While retirement benefits are mandated by federal law, there is a requirement that an individual must have served satisfactorily in rank before receiving those benefits, McHugh said in a statement.
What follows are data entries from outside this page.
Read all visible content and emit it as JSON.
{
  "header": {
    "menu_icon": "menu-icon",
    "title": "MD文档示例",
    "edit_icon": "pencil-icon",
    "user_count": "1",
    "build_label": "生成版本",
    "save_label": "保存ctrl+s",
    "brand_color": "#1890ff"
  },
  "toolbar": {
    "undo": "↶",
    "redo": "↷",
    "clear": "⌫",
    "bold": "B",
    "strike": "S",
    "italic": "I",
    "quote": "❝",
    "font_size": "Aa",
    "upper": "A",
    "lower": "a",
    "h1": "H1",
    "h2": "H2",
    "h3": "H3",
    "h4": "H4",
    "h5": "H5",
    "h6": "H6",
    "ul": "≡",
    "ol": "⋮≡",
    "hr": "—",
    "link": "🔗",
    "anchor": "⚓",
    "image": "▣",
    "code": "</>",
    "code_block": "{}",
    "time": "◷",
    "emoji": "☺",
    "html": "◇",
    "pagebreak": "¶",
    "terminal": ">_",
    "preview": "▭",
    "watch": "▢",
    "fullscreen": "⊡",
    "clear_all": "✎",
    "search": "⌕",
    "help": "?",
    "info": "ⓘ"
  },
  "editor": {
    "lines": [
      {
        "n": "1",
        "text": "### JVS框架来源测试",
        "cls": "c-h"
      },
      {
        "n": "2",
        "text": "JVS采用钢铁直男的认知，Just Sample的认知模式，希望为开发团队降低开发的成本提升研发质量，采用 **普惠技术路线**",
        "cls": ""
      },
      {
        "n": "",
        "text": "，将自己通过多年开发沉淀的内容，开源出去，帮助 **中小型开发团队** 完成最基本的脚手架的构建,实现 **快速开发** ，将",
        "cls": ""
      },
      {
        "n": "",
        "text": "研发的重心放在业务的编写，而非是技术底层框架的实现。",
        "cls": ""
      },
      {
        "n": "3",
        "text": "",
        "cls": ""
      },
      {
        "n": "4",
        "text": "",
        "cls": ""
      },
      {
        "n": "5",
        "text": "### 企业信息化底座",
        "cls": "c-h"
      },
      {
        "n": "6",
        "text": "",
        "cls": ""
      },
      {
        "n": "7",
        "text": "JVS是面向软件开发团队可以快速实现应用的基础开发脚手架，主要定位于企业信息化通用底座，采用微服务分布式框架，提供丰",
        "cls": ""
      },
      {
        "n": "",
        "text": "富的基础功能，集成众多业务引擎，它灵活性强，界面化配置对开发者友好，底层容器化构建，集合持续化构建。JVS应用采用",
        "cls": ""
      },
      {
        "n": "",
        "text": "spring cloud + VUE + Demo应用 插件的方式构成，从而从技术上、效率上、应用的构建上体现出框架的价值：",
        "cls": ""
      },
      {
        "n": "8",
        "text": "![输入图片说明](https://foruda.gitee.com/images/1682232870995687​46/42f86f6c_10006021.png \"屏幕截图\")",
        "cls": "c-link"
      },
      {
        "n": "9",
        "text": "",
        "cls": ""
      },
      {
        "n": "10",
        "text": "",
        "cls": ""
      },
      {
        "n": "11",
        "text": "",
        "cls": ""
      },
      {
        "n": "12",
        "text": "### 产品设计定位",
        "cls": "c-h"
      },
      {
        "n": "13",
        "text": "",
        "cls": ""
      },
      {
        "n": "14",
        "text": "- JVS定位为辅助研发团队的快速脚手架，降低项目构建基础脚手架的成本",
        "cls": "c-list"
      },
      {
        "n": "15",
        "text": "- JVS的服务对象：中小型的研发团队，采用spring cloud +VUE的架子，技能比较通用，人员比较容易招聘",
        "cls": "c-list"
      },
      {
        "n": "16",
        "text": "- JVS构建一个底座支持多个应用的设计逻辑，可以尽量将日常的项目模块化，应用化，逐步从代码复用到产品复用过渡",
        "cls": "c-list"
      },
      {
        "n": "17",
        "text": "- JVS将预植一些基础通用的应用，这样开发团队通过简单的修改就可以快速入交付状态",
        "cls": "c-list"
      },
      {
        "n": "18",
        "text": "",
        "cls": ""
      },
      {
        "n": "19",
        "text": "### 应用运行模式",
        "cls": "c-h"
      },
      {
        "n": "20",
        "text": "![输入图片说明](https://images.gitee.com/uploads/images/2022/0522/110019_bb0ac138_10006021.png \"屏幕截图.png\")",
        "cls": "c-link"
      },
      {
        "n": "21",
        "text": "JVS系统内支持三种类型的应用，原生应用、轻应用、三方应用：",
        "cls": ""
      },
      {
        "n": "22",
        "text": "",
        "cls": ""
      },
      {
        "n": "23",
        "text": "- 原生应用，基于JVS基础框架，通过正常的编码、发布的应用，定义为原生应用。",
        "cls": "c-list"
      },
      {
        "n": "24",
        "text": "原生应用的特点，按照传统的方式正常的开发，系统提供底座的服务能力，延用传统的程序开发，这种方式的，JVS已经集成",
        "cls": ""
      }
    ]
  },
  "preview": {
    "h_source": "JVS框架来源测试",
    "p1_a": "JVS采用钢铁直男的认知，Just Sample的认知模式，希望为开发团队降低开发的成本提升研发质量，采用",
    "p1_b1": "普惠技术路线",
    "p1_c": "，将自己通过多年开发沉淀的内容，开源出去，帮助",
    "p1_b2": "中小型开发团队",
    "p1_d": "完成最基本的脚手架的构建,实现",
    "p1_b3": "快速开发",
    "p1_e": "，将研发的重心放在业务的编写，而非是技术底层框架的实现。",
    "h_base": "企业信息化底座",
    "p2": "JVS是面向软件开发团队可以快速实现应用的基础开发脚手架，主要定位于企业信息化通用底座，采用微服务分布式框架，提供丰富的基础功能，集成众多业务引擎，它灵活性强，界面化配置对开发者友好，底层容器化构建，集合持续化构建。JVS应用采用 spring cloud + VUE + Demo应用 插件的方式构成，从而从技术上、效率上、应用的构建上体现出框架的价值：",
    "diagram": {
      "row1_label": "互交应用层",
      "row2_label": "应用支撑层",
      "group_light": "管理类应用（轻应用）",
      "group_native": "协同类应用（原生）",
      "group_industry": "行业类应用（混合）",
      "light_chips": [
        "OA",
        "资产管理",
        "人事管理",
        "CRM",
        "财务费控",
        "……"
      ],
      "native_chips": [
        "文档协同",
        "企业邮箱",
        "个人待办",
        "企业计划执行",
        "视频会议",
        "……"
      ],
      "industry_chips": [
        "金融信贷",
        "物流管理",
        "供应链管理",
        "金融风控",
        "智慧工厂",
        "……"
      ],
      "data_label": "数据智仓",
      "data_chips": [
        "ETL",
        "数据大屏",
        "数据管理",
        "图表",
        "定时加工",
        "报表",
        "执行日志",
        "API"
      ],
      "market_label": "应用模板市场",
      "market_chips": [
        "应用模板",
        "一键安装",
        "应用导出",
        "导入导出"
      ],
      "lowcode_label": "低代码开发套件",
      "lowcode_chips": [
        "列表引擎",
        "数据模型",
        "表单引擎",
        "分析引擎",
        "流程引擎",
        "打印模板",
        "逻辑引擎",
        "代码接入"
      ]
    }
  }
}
McHugh determined that Sinclair’s actions as both a one-star general and colonel provided enough evidence to reduce his rank in retirement by two grades.
McHugh added that he was prevented by federal law from taking any further action against Sinclair, so he did what was “legally sustainable.”
The Army was unable Friday immediately to provide any estimates of how much retirement pay Sinclair might be losing as a result of McHugh’s decision.
Sinclair was convicted at a court-martial in March 2014. But his sentence of a reprimand and fine triggered outrage in Congress, as members questioned whether the Uniform Code of Military Justice should be overhauled.
“This is a sexual predator,” Speier, the California Democrat, told McHugh during a March hearing on Capitol Hill. “For a sexual predator to gain this rank and given a slap on the wrist suggests that the system doesn’t work.”
The case fueled anger about the increasing number of sexual assaults in the military and raised persistent questions about whether victims feel free to report the assaults to their commanders.
The Pentagon narrowly beat back congressional efforts to strip commanders of the authority to prosecute cases, especially those related to sexual assault, and hand the job to seasoned military lawyers.